MATERIALS PROVIDED ::
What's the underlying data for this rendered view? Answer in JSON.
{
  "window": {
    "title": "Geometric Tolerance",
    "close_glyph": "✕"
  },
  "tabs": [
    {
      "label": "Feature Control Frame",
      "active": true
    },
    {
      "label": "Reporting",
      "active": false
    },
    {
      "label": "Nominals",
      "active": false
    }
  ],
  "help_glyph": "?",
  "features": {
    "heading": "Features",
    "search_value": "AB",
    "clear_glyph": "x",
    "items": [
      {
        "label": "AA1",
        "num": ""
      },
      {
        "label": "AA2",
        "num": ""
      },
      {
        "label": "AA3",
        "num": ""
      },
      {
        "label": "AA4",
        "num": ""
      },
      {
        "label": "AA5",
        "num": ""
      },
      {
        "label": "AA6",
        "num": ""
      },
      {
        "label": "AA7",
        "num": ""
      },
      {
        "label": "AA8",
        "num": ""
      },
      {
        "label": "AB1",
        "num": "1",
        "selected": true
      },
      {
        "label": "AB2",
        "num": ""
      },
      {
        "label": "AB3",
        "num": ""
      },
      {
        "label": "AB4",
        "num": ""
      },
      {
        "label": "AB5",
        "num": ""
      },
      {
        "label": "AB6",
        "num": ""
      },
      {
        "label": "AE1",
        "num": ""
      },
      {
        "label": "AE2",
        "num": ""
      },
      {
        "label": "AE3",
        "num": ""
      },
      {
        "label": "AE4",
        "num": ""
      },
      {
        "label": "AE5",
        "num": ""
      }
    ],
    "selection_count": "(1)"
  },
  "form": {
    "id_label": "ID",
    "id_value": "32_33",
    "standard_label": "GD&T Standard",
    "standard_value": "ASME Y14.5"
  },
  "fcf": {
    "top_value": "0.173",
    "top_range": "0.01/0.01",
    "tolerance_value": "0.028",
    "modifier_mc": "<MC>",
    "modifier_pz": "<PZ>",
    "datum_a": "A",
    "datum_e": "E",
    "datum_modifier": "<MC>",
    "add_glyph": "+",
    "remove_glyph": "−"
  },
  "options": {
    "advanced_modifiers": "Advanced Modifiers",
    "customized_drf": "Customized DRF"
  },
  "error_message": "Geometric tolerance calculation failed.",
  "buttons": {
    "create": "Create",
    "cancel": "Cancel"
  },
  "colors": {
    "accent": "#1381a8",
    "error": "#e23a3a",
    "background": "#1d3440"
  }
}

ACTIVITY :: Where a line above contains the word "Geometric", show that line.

ANSWER TO THIS EXERCISE ::
    "title": "Geometric Tolerance",
  "error_message": "Geometric tolerance calculation failed.",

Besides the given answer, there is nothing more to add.